The original example used the default chat model and had a mistake as pointed out by @oxinabox. We changed to "gpt3t" model for better performance. There was also a change in the prefix and suffix, but that was not required - it's just a habit of how I write prompts/questions to LLMs.

Similarly, the last constructor in the examples from GPT4 Turbo throws an error. We can ask the LLM to fix it:

aihelp"How to fix `nt = NamedTuple((:c => 3, :d => 4, existing_nt...))`. I get error $err"gpt4t
[ Info: Done generating response. Total cost: \$0.002
AIMessage("You can fix the code snippet by using the `merge` function properly, to merge the `NamedTuple` with the key-value pairs:

existing_nt = (a=1, b=2)
nt = merge(existing_nt, (c=3,), (d=4,))

This code merges the existing named tuple `existing_nt` with two additional key-value pairs, `(c=3,)` and `(d=4,)`. The result `nt` will be a named tuple including all four key-value pairs.")

Pre-Release Testing

As AIHelpMe is in its early stages, we're eager for community involvement to test and refine its capabilities.

Is it valuable? What are its limitations?

Your feedback is invaluable in shaping this tool’s future, so join us in this innovative journey!

EDIT: Thanks to @oxinabox for pointing out that the original example had an error in it!
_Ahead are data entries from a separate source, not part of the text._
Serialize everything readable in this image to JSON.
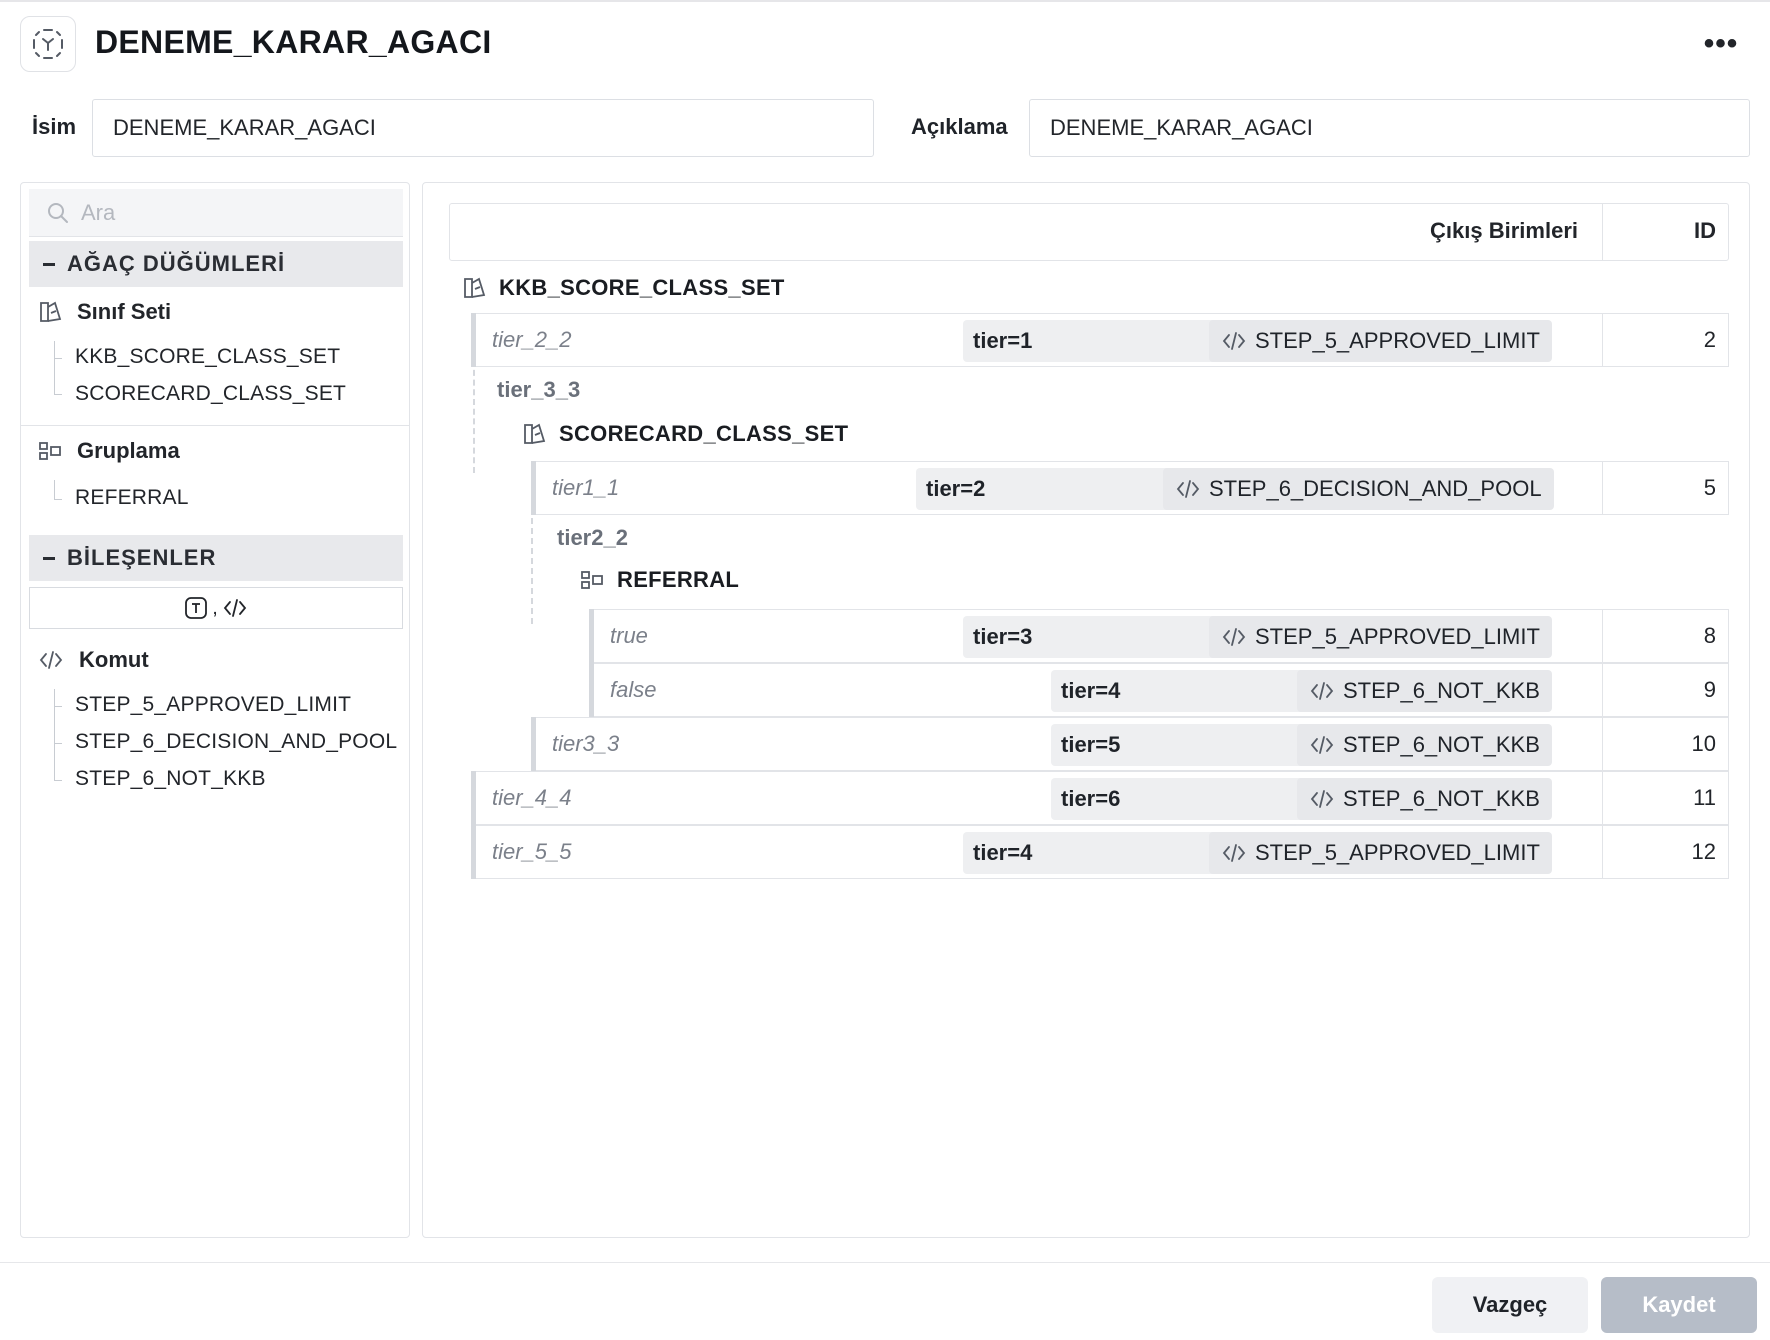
{
  "header": {
    "title": "DENEME_KARAR_AGACI",
    "more_label": "•••"
  },
  "form": {
    "name_label": "İsim",
    "name_value": "DENEME_KARAR_AGACI",
    "desc_label": "Açıklama",
    "desc_value": "DENEME_KARAR_AGACI"
  },
  "sidebar": {
    "search_placeholder": "Ara",
    "tree_nodes_header": "AĞAÇ DÜĞÜMLERİ",
    "class_set_title": "Sınıf Seti",
    "class_set_items": [
      "KKB_SCORE_CLASS_SET",
      "SCORECARD_CLASS_SET"
    ],
    "grouping_title": "Gruplama",
    "grouping_items": [
      "REFERRAL"
    ],
    "components_header": "BİLEŞENLER",
    "filter_separator": ",",
    "command_title": "Komut",
    "command_items": [
      "STEP_5_APPROVED_LIMIT",
      "STEP_6_DECISION_AND_POOL",
      "STEP_6_NOT_KKB"
    ]
  },
  "table": {
    "col_output": "Çıkış Birimleri",
    "col_id": "ID"
  },
  "tree": {
    "root_node": "KKB_SCORE_CLASS_SET",
    "branch_tier_3_3": "tier_3_3",
    "scorecard_node": "SCORECARD_CLASS_SET",
    "branch_tier2_2": "tier2_2",
    "referral_node": "REFERRAL"
  },
  "rows": [
    {
      "name": "tier_2_2",
      "condition": "tier=1",
      "step": "STEP_5_APPROVED_LIMIT",
      "id": "2"
    },
    {
      "name": "tier1_1",
      "condition": "tier=2",
      "step": "STEP_6_DECISION_AND_POOL",
      "id": "5"
    },
    {
      "name": "true",
      "condition": "tier=3",
      "step": "STEP_5_APPROVED_LIMIT",
      "id": "8"
    },
    {
      "name": "false",
      "condition": "tier=4",
      "step": "STEP_6_NOT_KKB",
      "id": "9"
    },
    {
      "name": "tier3_3",
      "condition": "tier=5",
      "step": "STEP_6_NOT_KKB",
      "id": "10"
    },
    {
      "name": "tier_4_4",
      "condition": "tier=6",
      "step": "STEP_6_NOT_KKB",
      "id": "11"
    },
    {
      "name": "tier_5_5",
      "condition": "tier=4",
      "step": "STEP_5_APPROVED_LIMIT",
      "id": "12"
    }
  ],
  "footer": {
    "cancel_label": "Vazgeç",
    "save_label": "Kaydet"
  }
}
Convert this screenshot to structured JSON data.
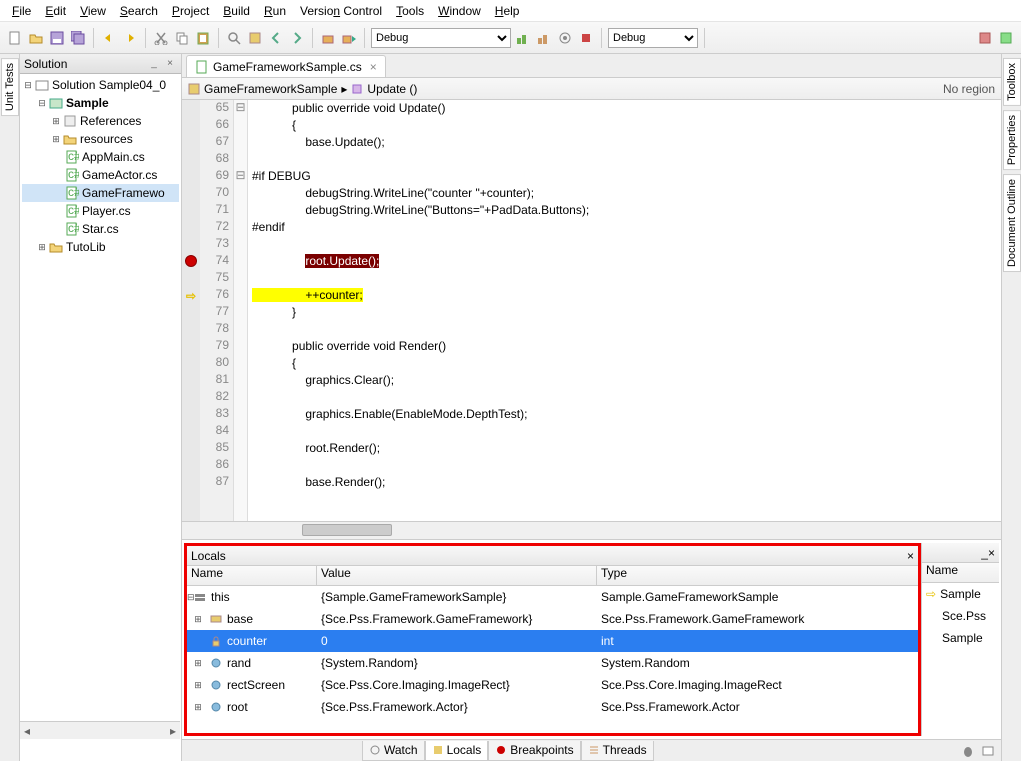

CC BY-SA 4.0 Jan Siml. Last modified: February 13, 2024. Website built with Franklin.jl and the Julia programming language. See the Privacy Policy